## WHAT IS EXPECTED
Please give the whole listing again exactly, without any of its pictures.

## SUPPLIED DATA
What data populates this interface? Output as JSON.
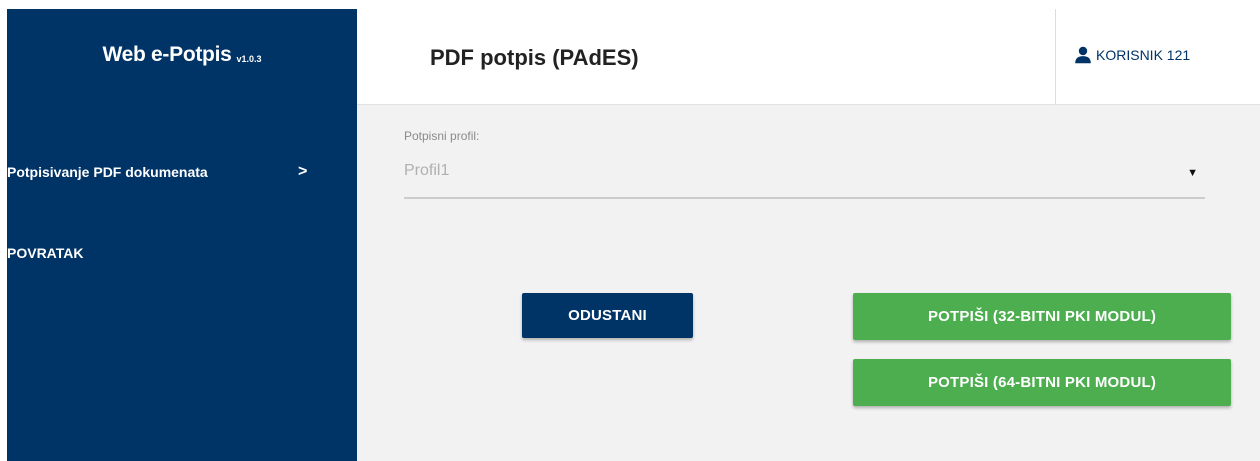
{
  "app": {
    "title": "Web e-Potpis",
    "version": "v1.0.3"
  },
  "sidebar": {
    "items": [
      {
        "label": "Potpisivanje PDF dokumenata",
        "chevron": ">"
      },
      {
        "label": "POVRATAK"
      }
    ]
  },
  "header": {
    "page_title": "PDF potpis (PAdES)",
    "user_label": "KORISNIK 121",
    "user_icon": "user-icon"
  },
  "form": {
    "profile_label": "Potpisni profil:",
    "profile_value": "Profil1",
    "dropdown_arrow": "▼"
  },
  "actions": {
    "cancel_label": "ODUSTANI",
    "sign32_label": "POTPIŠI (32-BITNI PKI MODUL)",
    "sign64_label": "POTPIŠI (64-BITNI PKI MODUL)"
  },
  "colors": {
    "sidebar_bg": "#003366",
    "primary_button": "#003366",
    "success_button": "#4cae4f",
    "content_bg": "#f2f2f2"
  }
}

## RESPONSE BELOW
What data populates this interface? Output as JSON.
{
  "app": {
    "title": "Web e-Potpis",
    "version": "v1.0.3"
  },
  "sidebar": {
    "items": [
      {
        "label": "Potpisivanje PDF dokumenata",
        "chevron": ">"
      },
      {
        "label": "POVRATAK"
      }
    ]
  },
  "header": {
    "page_title": "PDF potpis (PAdES)",
    "user_label": "KORISNIK 121",
    "user_icon": "user-icon"
  },
  "form": {
    "profile_label": "Potpisni profil:",
    "profile_value": "Profil1",
    "dropdown_arrow": "▼"
  },
  "actions": {
    "cancel_label": "ODUSTANI",
    "sign32_label": "POTPIŠI (32-BITNI PKI MODUL)",
    "sign64_label": "POTPIŠI (64-BITNI PKI MODUL)"
  },
  "colors": {
    "sidebar_bg": "#003366",
    "primary_button": "#003366",
    "success_button": "#4cae4f",
    "content_bg": "#f2f2f2"
  }
}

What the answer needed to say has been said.